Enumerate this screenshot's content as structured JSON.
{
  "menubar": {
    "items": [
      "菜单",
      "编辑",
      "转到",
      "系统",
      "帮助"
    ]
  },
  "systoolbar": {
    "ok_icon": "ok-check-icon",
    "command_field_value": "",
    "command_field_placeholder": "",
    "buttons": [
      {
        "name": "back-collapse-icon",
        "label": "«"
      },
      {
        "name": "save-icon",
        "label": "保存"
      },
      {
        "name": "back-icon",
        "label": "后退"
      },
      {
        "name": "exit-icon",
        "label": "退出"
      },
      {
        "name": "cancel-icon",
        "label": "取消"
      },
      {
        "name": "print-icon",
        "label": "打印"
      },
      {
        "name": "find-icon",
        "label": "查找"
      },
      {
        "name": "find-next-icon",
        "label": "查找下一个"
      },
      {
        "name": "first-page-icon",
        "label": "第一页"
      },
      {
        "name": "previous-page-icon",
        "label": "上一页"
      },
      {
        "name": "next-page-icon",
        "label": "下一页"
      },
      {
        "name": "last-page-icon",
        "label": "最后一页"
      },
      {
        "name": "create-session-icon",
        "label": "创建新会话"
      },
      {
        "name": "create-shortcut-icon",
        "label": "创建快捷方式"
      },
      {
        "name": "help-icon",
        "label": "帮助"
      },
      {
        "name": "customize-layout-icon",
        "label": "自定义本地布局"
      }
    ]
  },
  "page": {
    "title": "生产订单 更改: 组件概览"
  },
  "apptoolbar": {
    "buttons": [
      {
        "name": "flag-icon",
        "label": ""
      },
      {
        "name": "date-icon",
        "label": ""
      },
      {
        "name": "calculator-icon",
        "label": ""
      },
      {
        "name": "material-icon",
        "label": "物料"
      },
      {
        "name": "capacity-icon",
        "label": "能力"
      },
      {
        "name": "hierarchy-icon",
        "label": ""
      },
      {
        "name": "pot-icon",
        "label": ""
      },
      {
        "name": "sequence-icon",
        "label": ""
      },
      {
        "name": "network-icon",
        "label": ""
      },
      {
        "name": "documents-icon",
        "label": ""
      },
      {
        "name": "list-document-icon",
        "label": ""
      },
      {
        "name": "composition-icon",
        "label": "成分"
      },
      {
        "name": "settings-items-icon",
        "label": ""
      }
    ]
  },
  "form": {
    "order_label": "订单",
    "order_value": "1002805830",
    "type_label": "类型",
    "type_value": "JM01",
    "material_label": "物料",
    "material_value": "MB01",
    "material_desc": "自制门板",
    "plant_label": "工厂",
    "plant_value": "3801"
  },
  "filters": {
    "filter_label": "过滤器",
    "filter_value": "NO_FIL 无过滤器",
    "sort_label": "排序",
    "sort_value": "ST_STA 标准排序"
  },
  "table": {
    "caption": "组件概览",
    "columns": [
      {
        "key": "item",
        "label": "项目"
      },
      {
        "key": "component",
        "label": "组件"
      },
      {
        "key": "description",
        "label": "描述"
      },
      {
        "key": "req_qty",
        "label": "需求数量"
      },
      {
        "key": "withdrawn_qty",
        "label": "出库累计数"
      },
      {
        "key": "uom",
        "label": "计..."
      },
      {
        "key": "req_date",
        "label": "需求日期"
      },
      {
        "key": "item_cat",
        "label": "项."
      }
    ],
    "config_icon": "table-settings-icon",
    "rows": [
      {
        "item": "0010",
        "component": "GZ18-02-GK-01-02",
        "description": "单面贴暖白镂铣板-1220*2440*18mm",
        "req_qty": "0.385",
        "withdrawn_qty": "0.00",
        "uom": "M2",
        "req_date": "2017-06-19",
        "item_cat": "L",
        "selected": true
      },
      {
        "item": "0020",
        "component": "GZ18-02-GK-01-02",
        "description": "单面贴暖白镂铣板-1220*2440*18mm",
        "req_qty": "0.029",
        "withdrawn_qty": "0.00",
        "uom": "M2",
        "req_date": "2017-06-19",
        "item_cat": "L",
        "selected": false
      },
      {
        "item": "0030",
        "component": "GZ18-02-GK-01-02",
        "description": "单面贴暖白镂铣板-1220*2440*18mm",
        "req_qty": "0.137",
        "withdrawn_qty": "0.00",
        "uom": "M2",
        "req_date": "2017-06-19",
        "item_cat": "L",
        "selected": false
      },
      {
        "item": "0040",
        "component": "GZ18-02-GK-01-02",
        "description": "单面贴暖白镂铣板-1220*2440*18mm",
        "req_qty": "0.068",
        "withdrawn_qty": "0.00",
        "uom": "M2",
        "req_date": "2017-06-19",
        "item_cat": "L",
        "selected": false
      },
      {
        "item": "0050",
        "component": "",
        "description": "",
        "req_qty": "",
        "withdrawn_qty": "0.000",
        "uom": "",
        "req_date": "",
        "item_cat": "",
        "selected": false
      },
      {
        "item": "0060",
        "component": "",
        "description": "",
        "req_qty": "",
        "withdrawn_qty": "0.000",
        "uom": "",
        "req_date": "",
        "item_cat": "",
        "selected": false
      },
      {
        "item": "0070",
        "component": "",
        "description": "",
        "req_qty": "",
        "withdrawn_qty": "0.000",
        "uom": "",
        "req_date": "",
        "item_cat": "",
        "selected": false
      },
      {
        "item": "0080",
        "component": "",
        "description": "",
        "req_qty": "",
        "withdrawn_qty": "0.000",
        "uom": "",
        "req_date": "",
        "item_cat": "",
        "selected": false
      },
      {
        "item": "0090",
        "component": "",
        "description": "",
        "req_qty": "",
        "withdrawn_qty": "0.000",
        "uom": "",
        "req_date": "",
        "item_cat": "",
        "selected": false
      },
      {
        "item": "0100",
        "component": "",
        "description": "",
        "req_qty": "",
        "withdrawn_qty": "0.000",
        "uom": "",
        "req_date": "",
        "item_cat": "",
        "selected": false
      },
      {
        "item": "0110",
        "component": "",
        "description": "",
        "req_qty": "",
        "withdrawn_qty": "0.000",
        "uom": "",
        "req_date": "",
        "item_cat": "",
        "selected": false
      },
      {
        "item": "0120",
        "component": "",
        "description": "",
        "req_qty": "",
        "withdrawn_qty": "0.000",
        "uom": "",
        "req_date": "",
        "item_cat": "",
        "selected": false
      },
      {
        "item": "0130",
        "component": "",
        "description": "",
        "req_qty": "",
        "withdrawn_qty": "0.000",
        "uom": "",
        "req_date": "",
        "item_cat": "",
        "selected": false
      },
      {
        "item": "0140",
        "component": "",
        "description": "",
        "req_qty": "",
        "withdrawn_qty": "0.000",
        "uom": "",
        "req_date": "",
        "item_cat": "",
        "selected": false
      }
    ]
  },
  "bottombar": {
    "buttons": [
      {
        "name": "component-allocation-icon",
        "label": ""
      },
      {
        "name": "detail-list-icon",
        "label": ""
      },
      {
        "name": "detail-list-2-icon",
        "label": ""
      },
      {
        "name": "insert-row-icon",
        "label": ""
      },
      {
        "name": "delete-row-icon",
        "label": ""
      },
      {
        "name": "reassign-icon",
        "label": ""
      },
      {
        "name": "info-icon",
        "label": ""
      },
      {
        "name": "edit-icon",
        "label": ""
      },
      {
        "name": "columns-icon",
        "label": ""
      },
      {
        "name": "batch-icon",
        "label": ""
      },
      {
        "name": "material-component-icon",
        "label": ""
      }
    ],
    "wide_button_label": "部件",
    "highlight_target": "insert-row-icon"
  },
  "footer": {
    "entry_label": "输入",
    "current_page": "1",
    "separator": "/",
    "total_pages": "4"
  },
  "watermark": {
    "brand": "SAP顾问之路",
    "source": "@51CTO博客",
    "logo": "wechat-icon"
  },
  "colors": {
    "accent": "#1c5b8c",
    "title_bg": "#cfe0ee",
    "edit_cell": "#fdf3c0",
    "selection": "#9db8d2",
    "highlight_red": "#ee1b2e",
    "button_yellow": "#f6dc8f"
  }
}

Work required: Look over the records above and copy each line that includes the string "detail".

Answer to this task:
        "name": "detail-list-icon",
        "name": "detail-list-2-icon",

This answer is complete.